So what is it? Well. You install an “importer”, which reads your music library and syncs it to the cloud and your devices. It’s free for up to 250 songs. I have 3500+, so if I want them all to travel around with me, I’d have to fork out £22 / yr, which can store up to a totally arbitrary yet staggering 250’000 songs. Comparing that to the lovely spotify’s £10/month… (£120/yr), it has a nice low feel. But this is all music you actually own.
Of course I don’t play music off of my iPhone, the battery’s barely able to last through my working day (leaving the office with 54% at 17:30 is insufficient), and I’d be devastated if I left work without the ability to call, text, or use maps. So then what’s the point? Well, it can play it off a browser, you see. And if you want to listen to new things, you can buy them. So it’s not quite unlimited listening… but it does give you portability and the option to discover new things. And it’s powered by Amazon, the biggest cloud services provider in the world.
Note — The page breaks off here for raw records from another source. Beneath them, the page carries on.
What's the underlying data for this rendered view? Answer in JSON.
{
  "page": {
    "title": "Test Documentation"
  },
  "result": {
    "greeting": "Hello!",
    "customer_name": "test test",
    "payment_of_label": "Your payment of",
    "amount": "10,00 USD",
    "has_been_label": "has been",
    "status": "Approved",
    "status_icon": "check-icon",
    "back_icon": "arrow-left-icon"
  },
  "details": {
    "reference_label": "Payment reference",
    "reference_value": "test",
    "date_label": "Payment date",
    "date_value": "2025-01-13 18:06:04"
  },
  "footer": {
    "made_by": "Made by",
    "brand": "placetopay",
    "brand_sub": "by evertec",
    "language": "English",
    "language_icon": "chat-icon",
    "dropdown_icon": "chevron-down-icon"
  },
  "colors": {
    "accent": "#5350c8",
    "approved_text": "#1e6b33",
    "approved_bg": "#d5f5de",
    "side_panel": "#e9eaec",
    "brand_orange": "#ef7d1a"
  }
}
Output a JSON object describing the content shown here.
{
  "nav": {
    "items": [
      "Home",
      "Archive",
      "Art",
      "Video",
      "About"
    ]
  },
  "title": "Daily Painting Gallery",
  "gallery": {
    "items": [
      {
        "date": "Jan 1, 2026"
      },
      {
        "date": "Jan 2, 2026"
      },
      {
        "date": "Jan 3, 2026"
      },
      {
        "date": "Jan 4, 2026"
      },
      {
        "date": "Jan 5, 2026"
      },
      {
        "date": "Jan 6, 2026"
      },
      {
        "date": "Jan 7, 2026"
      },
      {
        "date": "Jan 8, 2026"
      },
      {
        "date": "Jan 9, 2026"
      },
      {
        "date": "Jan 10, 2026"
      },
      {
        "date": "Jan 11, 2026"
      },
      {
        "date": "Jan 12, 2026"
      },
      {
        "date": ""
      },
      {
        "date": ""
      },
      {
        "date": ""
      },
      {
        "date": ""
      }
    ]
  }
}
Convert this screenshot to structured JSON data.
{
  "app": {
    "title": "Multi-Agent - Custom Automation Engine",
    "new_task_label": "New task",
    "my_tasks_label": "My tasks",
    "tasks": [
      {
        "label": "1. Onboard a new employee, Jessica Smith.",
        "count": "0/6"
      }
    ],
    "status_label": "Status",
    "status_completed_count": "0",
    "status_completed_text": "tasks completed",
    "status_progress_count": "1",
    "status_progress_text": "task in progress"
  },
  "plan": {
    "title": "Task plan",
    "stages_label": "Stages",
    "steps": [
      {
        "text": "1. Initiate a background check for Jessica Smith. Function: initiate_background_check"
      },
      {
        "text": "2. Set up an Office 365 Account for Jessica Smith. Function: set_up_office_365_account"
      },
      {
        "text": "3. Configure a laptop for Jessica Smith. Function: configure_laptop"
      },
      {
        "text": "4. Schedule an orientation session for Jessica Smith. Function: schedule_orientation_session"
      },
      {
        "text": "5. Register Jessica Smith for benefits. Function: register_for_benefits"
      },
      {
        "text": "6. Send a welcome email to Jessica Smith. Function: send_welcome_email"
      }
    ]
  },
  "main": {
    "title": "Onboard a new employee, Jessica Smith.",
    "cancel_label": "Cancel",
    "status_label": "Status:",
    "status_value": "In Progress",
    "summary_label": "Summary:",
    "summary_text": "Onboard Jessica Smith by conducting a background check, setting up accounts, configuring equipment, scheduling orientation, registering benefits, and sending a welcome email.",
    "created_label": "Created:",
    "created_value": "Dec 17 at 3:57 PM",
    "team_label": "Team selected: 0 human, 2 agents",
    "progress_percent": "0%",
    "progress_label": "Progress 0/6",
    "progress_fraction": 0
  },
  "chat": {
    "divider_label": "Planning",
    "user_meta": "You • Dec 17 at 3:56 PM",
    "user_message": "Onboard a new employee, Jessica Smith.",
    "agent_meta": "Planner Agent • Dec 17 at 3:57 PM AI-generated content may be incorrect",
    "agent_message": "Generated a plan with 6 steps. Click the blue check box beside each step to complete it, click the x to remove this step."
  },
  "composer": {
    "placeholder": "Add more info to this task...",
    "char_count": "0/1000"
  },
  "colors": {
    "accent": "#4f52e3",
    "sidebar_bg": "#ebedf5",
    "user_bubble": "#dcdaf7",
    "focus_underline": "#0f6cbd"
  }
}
This is an excellent way of cloud-enabling one’s media library and I hope that other things (video?) can follow suite eventually. If Apple had done it, it would’ve been better integrated. But you know what? I don’t care that it’s yet another location to keep my music. Not much. I hate iTunes anyway (bloatware that can’t be told what to do / keep) so the idea of some day moving to another way of collecting my music has immense appeal.
Go give it a try. It’s dead simple to use, and syncs beautifully. Oh. And it’s free for a short library of 250 songs.